The Federal Education Budget Project (FEBP), Ed Money Watch’s parent initiative, houses a database on its website that provides much of these data for both K-12 and higher education. In addition to relying on state sources, FEBP relies heavily on the U.S. Department of Education for data, particularly for higher education data at the state and institutional level. The primary source for these data is the Integrated Postsecondary Education Data System (IPEDS), a publicly available, but somewhat confusing database on postsecondary achievement, costs, and demographics.
While IPEDS has provided institution-level data for years, they recently launched a State Data Center to provide aggregated data at the state level. And though that data center is publicly available, IPEDS has not yet figured out how, exactly, to make that dataset as useful as possible. Our recent experience with the State Data Center’s graduation rate data is a case in point.
When FEBP launched its higher education database in mid-2011, we gathered state-level data on a host of indicators from the IPEDS State Data Center. This included average tuition and fees, four-year and two-year graduation rates, and student demographics. At the time, data were only available from the 2007-08 school year. Everything seemed on the up-and-up.
Fast forward to a couple weeks ago when we discovered that the State Data Center had made data for the subsequent year (2008-09) available. We downloaded the new state-level data and merged it with the 2007-08 data.
While most of the data looked fine, we discovered that the 2009 data for four-year graduation rates were dramatically different than the 2008 data. In some cases, graduation rates in 2009 were half of what they were in 2008. Though graduation rates do fluctuate from year to year, this sort of variation seemed highly unlikely. Unfortunately, the 2008 data are no longer available on the IPEDS State Data Center, making it impossible for us to do a fresh comparison.
Suspicious of some kind of calculation error and curious about the lack of availability of the 2008 data, we called the IPEDS helpline. We were informed that IPEDS is still figuring out the capacity of the State Data Center and what role they want it to play in the greater database. As a result, the 2008 state-level data are no longer available for download and are not stored anywhere offline at IPEDS. Further, IPEDs could not tell us exactly how the graduation rate data were calculated for 2008 or 2009, so we don’t know what might have caused the discrepancies.

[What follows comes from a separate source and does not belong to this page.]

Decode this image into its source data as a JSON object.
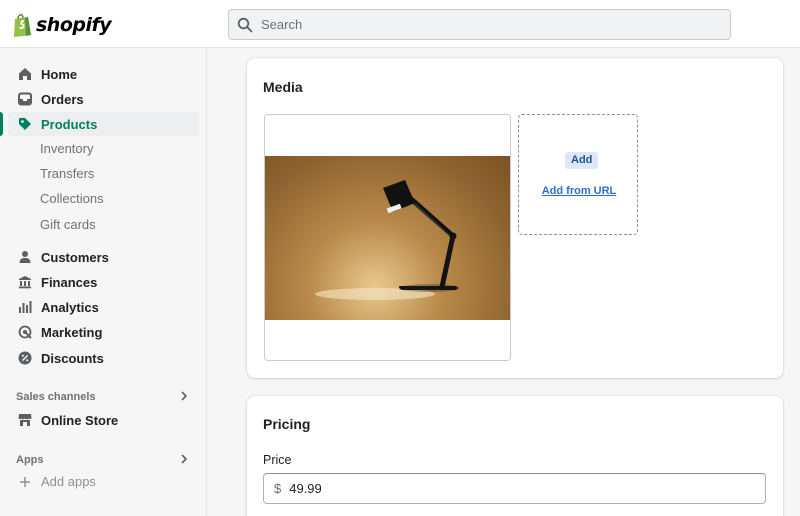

Given this, it was clear to us that we could not include the state graduation rate data in our database as they were collected from IPEDS. Instead, we used the IPEDS institution-level data system to calculate group averages for each state for both total graduation rate and four-year graduation rate for 2008 and 2009, an iterative and long process. Though these data are not automatically available from IPEDS, we can ensure that they were calculated in the same manner and are therefore comparable across years. These are the data now displayed for both 2008 and 2009 in the FEBP database.
The IPEDS State Data Center could be a powerful tool for stakeholders attempting to understand how higher education systems and outcomes vary across states. But as long as IPEDS treats the center as a second class project, it will not reach its full potential. Key to this process will be making multiple years of data available and ensuring that data for each year are calculated in the same manner. Hopefully IPEDS will have the motivation and capacity to head in this direction. If not, we will continue to be concerned about the reliability and comparability of the data available at the State Data Center.